Comparative Efficacy and Safety of Standard Versus Accelerated Corneal Crosslinking for Keratoconus: 1-Year Outcomes From the Save Sight Keratoconus Registry Study
Purpose: The aim of this study was to compare the efficacy and safety of standard [Ultraviolet (UV) light power: 3 mW/cm2, duration: 30 minutes] versus accelerated (UV power: 9 mW/cm2, duration: 10 minutes) corneal crosslinking (CXL) for stabilizing keratoconus.
Methods: A total of 684 eyes (555 patients; mean age ± SD, 25.0 ± 7.9 years; women, 30.6%) from 24 international sites with epithelium-off CXL for keratoconus had follow-up data at 1-year and met the inclusion criteria. Two hundred sixty-six eyes (228 patients) had undergone standard CXL, and 418 eyes (327 patients) had undergone accelerated CXL. The outcome measures included changes in visual acuity, keratometry, minimum corneal thickness, and frequency of adverse events. The outcomes were compared using mixed-effects regression models adjusted for age, sex, visual acuity, keratometry, pachymetry, doctor, practice, and eye laterality.
Results: The adjusted mean changes (95% confidence interval) in outcomes were similar in standard and accelerated CXL in visual acuity [6.5 (2.0, 11.1) versus 5.5 (0.4, 10.6) logMAR letters, respectively], Kmax [-0.9 (-1.4, -0.3) D versus -1.2 (-1.9, -0.4) D, respectively], K2 [-0.4 (-0.9, 0.2) D versus -0.4 (-1.1, 0.3), D respectively], or minimum corneal thickness [-13.3 (-20.3, -6.3) μm versus -16.6 (-24.5, -8.6) μm, respectively] (all P > 0.05). The frequency of adverse events at the 12-month visit was also similar between the CXL groups (standard, 8.3% vs. accelerated, 5.5%; P = 0.21).

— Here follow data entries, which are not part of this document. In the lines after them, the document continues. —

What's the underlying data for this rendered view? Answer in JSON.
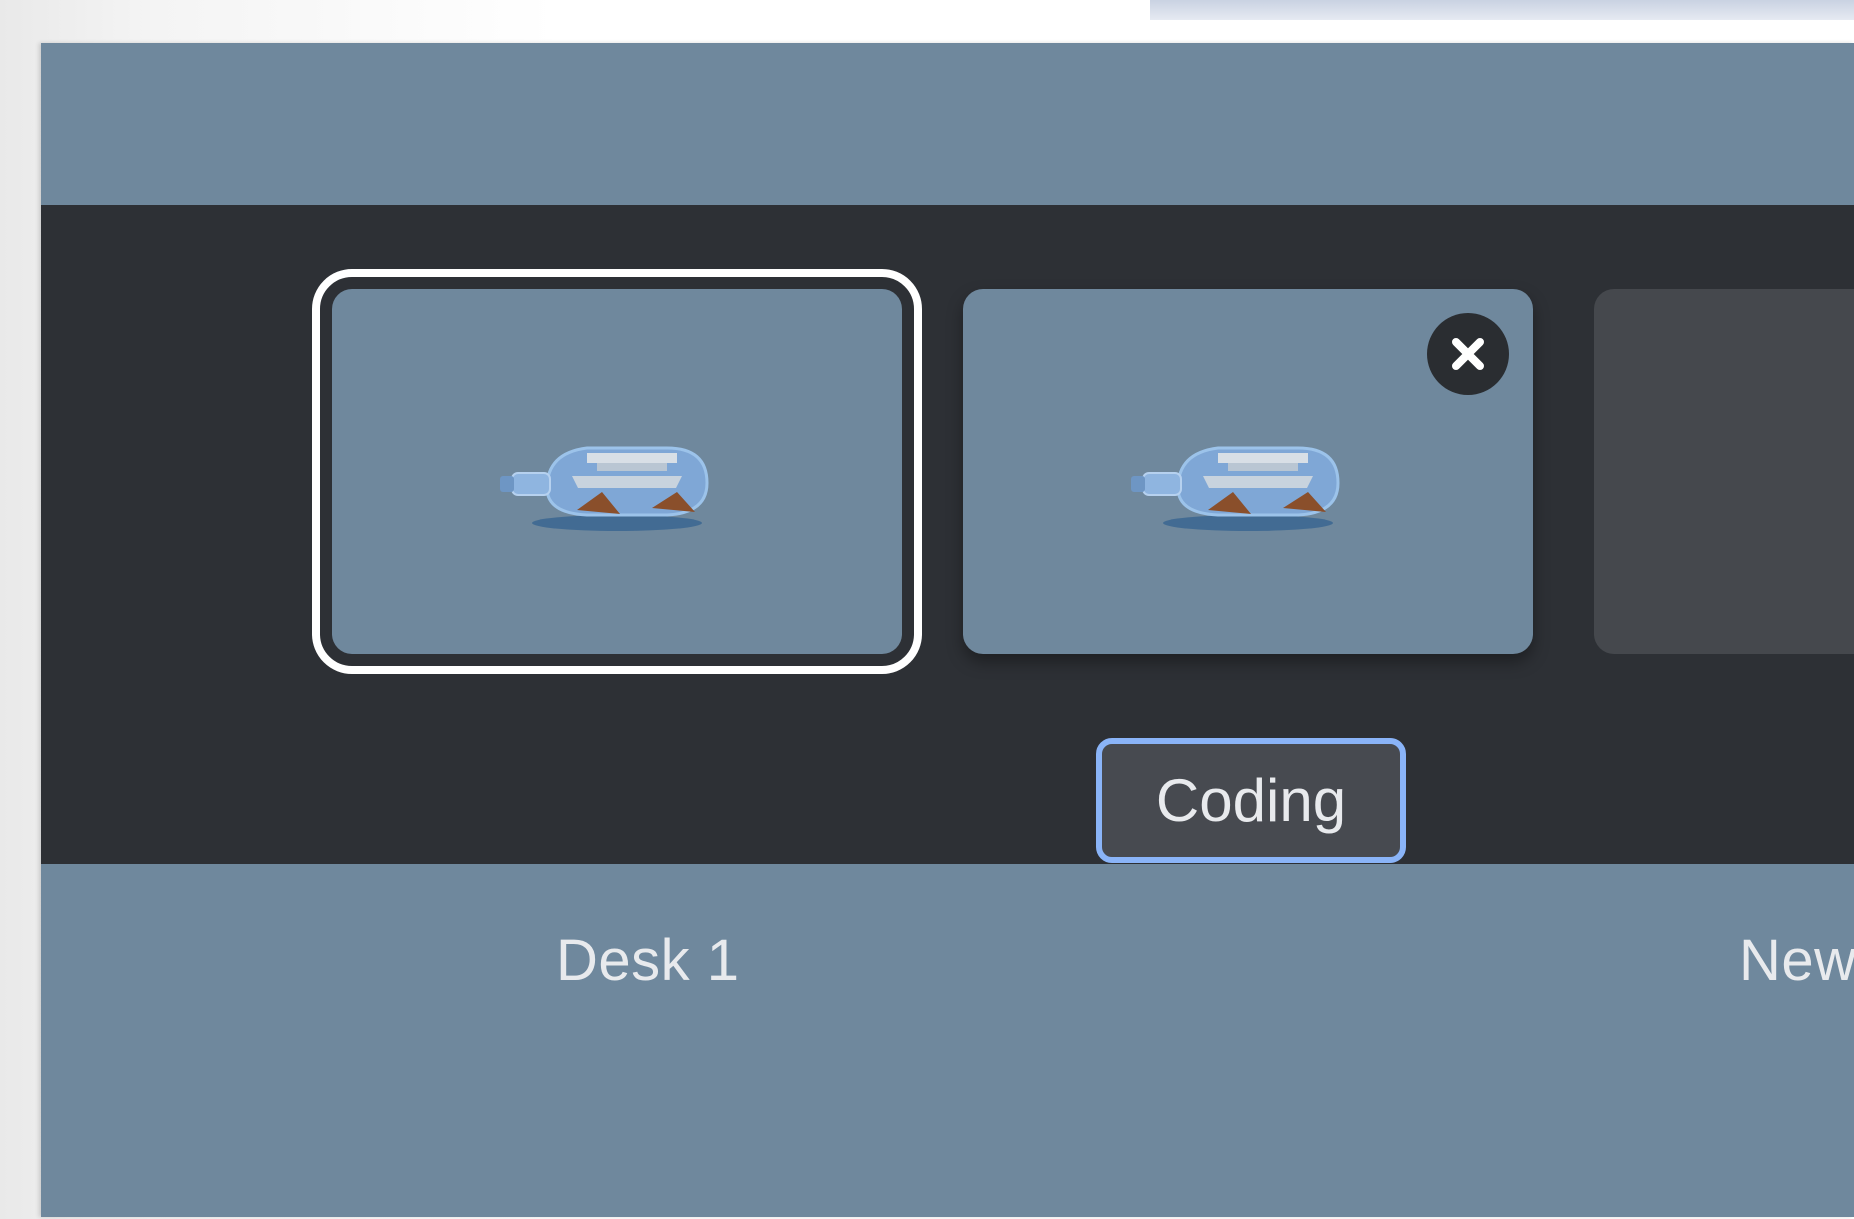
{
  "desks": [
    {
      "label": "Desk 1",
      "active": true,
      "wallpaper_icon": "ship-in-bottle-icon"
    },
    {
      "label": "Coding",
      "editing": true,
      "wallpaper_icon": "ship-in-bottle-icon",
      "close_icon": "close-icon"
    },
    {
      "label": "New",
      "new_desk": true
    }
  ],
  "colors": {
    "wallpaper": "#6f889d",
    "bar": "#2d3035",
    "focus_ring": "#8ab4f8",
    "active_outline": "#ffffff"
  }
}
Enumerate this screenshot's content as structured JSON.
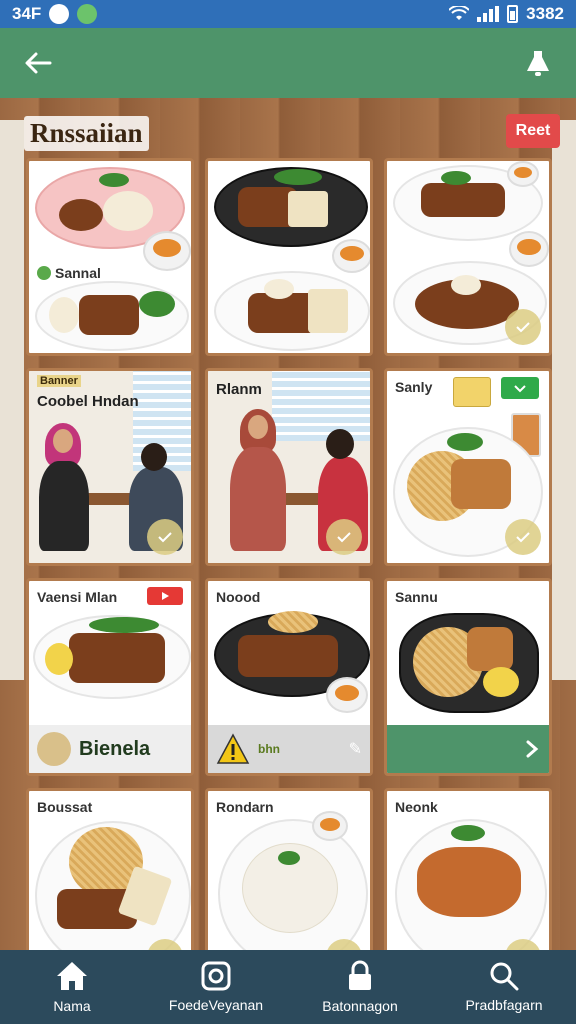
{
  "status_bar": {
    "time_left": "34F",
    "time_right": "3382"
  },
  "header": {
    "back_icon": "back-arrow-icon",
    "right_icon": "bell-icon",
    "colors": {
      "app_bar": "#4e946a",
      "status_bar": "#2f6fb8"
    }
  },
  "page": {
    "title": "Rnssaiian",
    "action_label": "Reet"
  },
  "cards": [
    {
      "label": "Sannal"
    },
    {
      "label": ""
    },
    {
      "label": ""
    },
    {
      "tag": "Banner",
      "label": "Coobel Hndan"
    },
    {
      "label": "Rlanm"
    },
    {
      "label": "Sanly"
    },
    {
      "label": "Vaensi Mlan",
      "strip": "Bienela"
    },
    {
      "label": "Noood",
      "strip": "bhn"
    },
    {
      "label": "Sannu"
    },
    {
      "label": "Boussat"
    },
    {
      "label": "Rondarn"
    },
    {
      "label": "Neonk"
    }
  ],
  "nav": {
    "items": [
      {
        "label": "Nama",
        "icon": "home-icon"
      },
      {
        "label": "FoedeVeyanan",
        "icon": "instagram-icon"
      },
      {
        "label": "Batonnagon",
        "icon": "lock-icon"
      },
      {
        "label": "Pradbfagarn",
        "icon": "search-icon"
      }
    ]
  }
}
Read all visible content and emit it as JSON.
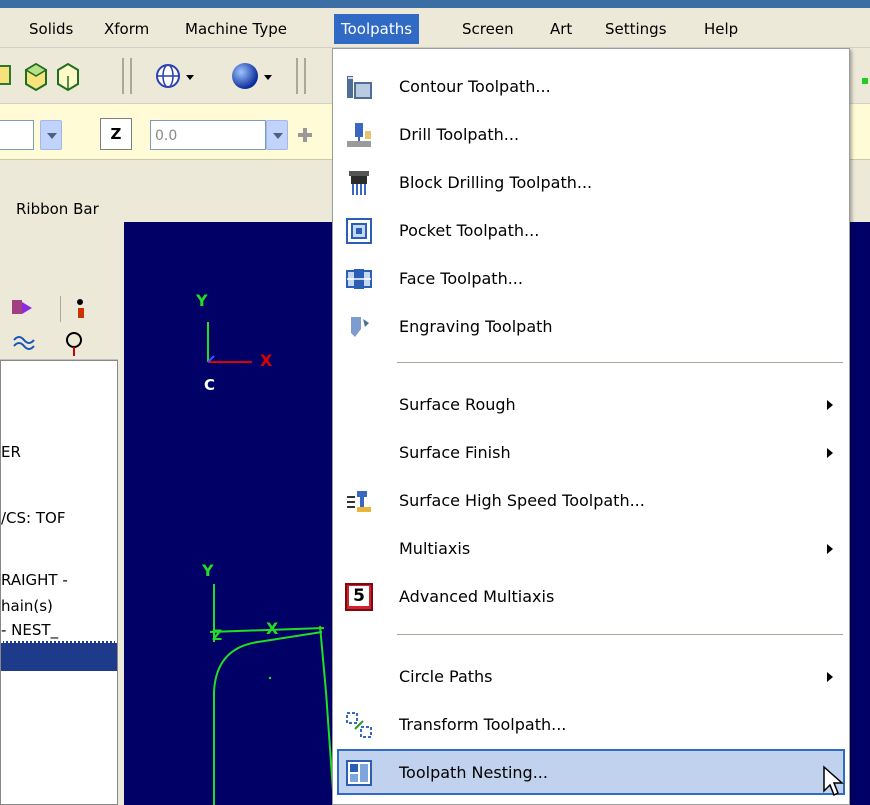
{
  "menubar": {
    "items": [
      "Solids",
      "Xform",
      "Machine Type",
      "Toolpaths",
      "Screen",
      "Art",
      "Settings",
      "Help"
    ],
    "active": "Toolpaths"
  },
  "toolbar": {
    "z_label": "Z",
    "z_value": "0.0",
    "ribbon_label": "Ribbon Bar"
  },
  "left_panel": {
    "lines": [
      "ER",
      "/CS: TOF",
      "RAIGHT -",
      "hain(s)",
      "- NEST_"
    ]
  },
  "graphics": {
    "axis_y": "Y",
    "axis_x": "X",
    "axis_c": "C",
    "axis2_y": "Y",
    "axis2_x": "X",
    "axis2_z": "Z"
  },
  "toolpaths_menu": {
    "items": [
      {
        "label": "Contour Toolpath...",
        "icon": "contour-icon",
        "submenu": false
      },
      {
        "label": "Drill Toolpath...",
        "icon": "drill-icon",
        "submenu": false
      },
      {
        "label": "Block Drilling Toolpath...",
        "icon": "block-drill-icon",
        "submenu": false
      },
      {
        "label": "Pocket Toolpath...",
        "icon": "pocket-icon",
        "submenu": false
      },
      {
        "label": "Face Toolpath...",
        "icon": "face-icon",
        "submenu": false
      },
      {
        "label": "Engraving Toolpath",
        "icon": "engraving-icon",
        "submenu": false
      },
      {
        "label": "Surface Rough",
        "icon": "",
        "submenu": true
      },
      {
        "label": "Surface Finish",
        "icon": "",
        "submenu": true
      },
      {
        "label": "Surface High Speed Toolpath...",
        "icon": "surface-high-speed-icon",
        "submenu": false
      },
      {
        "label": "Multiaxis",
        "icon": "",
        "submenu": true
      },
      {
        "label": "Advanced Multiaxis",
        "icon": "advanced-multiaxis-icon",
        "submenu": false
      },
      {
        "label": "Circle Paths",
        "icon": "",
        "submenu": true
      },
      {
        "label": "Transform Toolpath...",
        "icon": "transform-icon",
        "submenu": false
      },
      {
        "label": "Toolpath Nesting...",
        "icon": "nesting-icon",
        "submenu": false,
        "highlighted": true
      }
    ],
    "advanced_multiaxis_badge": "5"
  },
  "colors": {
    "menu_highlight": "#c1d2ee",
    "menubar_active": "#316ac5",
    "graphics_bg": "#000066",
    "axis_green": "#22dd22",
    "axis_red": "#dd0000"
  }
}
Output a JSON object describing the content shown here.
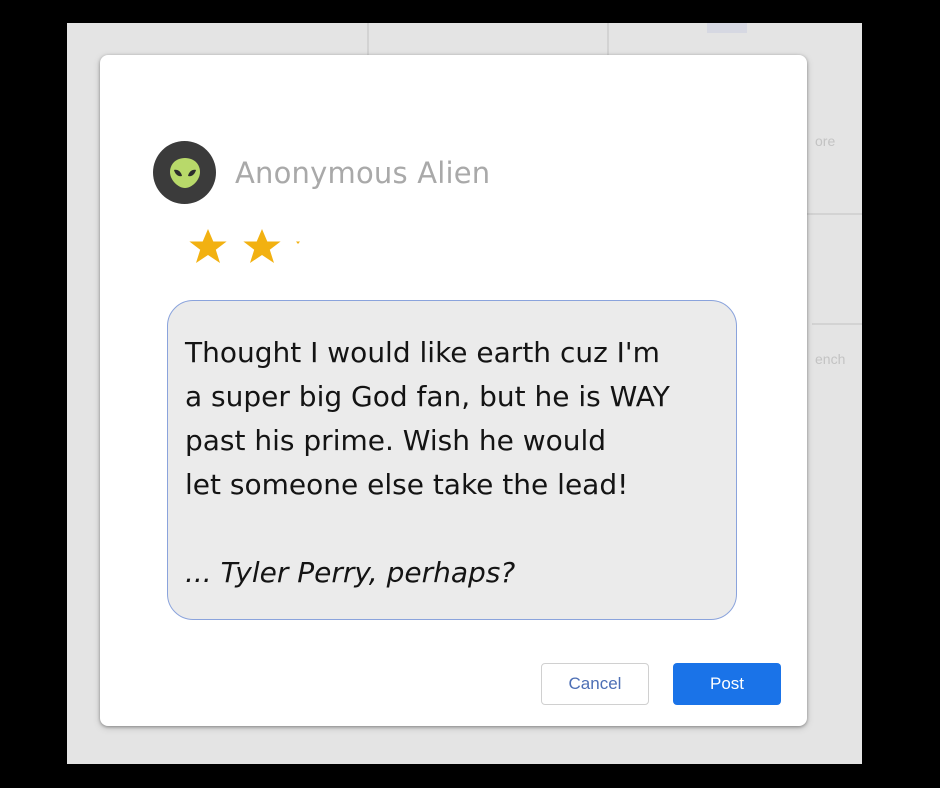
{
  "review": {
    "author_name": "Anonymous Alien",
    "avatar_icon": "alien-icon",
    "rating": 2.2,
    "rating_max": 5,
    "text_lines": [
      "Thought I would like earth cuz I'm",
      "a super big God fan, but he is WAY",
      "past his prime. Wish he would",
      "let someone else take the lead!"
    ],
    "signoff": "... Tyler Perry, perhaps?"
  },
  "actions": {
    "cancel_label": "Cancel",
    "post_label": "Post"
  },
  "background_text": {
    "item1": "ore",
    "item2": "ench"
  },
  "colors": {
    "star": "#f2b111",
    "post_button": "#1a73e8",
    "cancel_text": "#4d6fb5",
    "review_border": "#8aa3dc",
    "alien_face": "#b8d96a"
  }
}
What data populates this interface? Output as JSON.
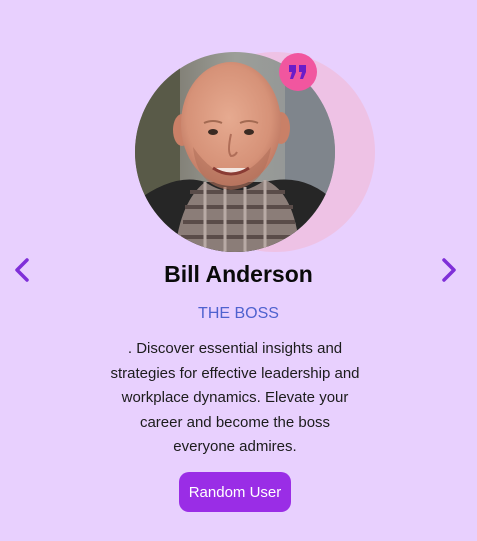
{
  "person": {
    "name": "Bill Anderson",
    "job": "THE BOSS",
    "info": ". Discover essential insights and strategies for effective leadership and workplace dynamics. Elevate your career and become the boss everyone admires."
  },
  "controls": {
    "prev_icon": "chevron-left-icon",
    "next_icon": "chevron-right-icon",
    "random_label": "Random User"
  },
  "badge": {
    "icon": "quote-icon"
  },
  "colors": {
    "background": "#e8d0fe",
    "accent": "#9a2de6",
    "job_title": "#4f62cf",
    "quote_badge": "#f1569f",
    "bg_circle": "#eec2e5"
  }
}
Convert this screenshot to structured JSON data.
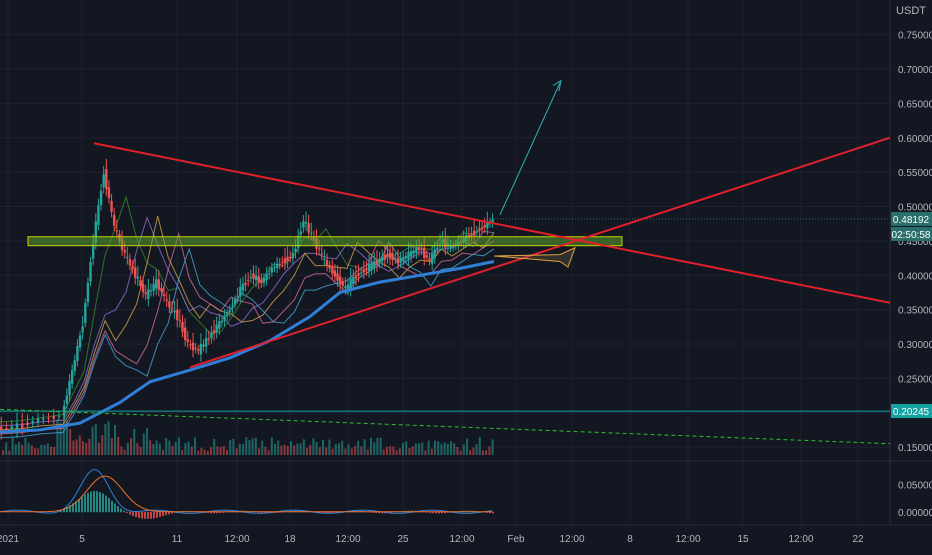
{
  "currency_label": "USDT",
  "price_badges": {
    "last_price": "0.48192",
    "countdown": "02:50:58",
    "horizontal_level": "0.20245"
  },
  "colors": {
    "background": "#131722",
    "grid": "#1e2230",
    "axis_text": "#b2b5be",
    "candle_up": "#26a69a",
    "candle_down": "#ef5350",
    "triangle": "#e0202b",
    "zone_fill": "#5aa02c",
    "zone_border": "#c8d200",
    "projection_arrow": "#2fb3b3",
    "ma_thick": "#2f7fd8",
    "badge_price": "#2a6f6b",
    "badge_level": "#14a3a3"
  },
  "chart_data": {
    "type": "candlestick",
    "symbol_quote": "USDT",
    "ylim": [
      0.14,
      0.78
    ],
    "y_ticks": [
      "0.75000",
      "0.70000",
      "0.65000",
      "0.60000",
      "0.55000",
      "0.50000",
      "0.45000",
      "0.40000",
      "0.35000",
      "0.30000",
      "0.25000",
      "0.20000",
      "0.15000"
    ],
    "x_ticks": [
      "2021",
      "5",
      "11",
      "12:00",
      "18",
      "12:00",
      "25",
      "12:00",
      "Feb",
      "12:00",
      "8",
      "12:00",
      "15",
      "12:00",
      "22"
    ],
    "last_price": 0.48192,
    "horizontal_level": 0.20245,
    "price_path": [
      [
        0,
        0.175
      ],
      [
        2,
        0.18
      ],
      [
        4,
        0.19
      ],
      [
        6,
        0.195
      ],
      [
        7,
        0.26
      ],
      [
        8,
        0.33
      ],
      [
        9,
        0.45
      ],
      [
        10,
        0.55
      ],
      [
        11,
        0.47
      ],
      [
        12,
        0.43
      ],
      [
        13,
        0.4
      ],
      [
        14,
        0.37
      ],
      [
        15,
        0.39
      ],
      [
        16,
        0.36
      ],
      [
        17,
        0.34
      ],
      [
        18,
        0.3
      ],
      [
        19,
        0.29
      ],
      [
        20,
        0.31
      ],
      [
        21,
        0.33
      ],
      [
        22,
        0.35
      ],
      [
        23,
        0.38
      ],
      [
        24,
        0.4
      ],
      [
        25,
        0.39
      ],
      [
        26,
        0.41
      ],
      [
        27,
        0.42
      ],
      [
        28,
        0.43
      ],
      [
        29,
        0.48
      ],
      [
        30,
        0.45
      ],
      [
        31,
        0.42
      ],
      [
        32,
        0.4
      ],
      [
        33,
        0.38
      ],
      [
        34,
        0.4
      ],
      [
        35,
        0.41
      ],
      [
        36,
        0.42
      ],
      [
        37,
        0.43
      ],
      [
        38,
        0.42
      ],
      [
        39,
        0.43
      ],
      [
        40,
        0.44
      ],
      [
        41,
        0.42
      ],
      [
        42,
        0.45
      ],
      [
        43,
        0.44
      ],
      [
        44,
        0.45
      ],
      [
        45,
        0.46
      ],
      [
        46,
        0.47
      ],
      [
        47,
        0.48
      ]
    ],
    "oscillator": {
      "y_ticks": [
        "0.05000",
        "0.00000"
      ],
      "ylim": [
        -0.015,
        0.085
      ]
    }
  }
}
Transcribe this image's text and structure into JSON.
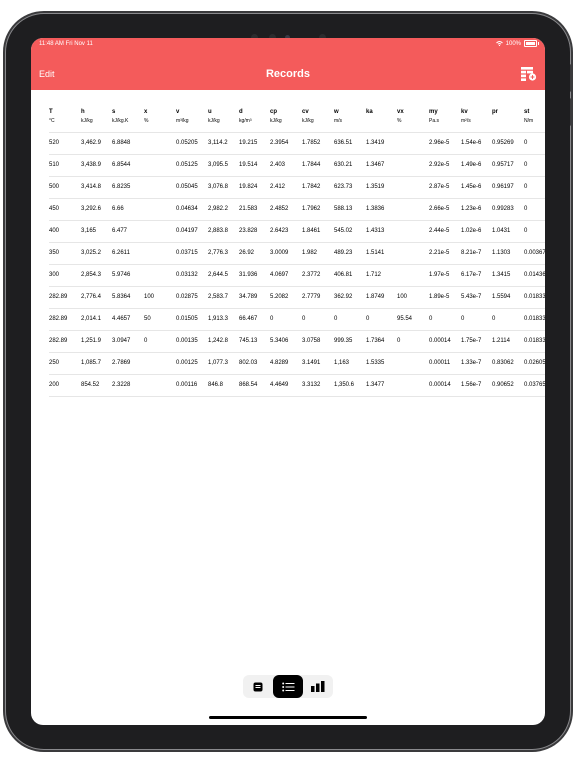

Conclusions: This real-world observational study found that both standard and accelerated CXL were similarly safe and effective in stabilizing keratoconus at 1-year postsurgery in the real-world setting. The findings support the adoption of accelerated CXL for time and convenience.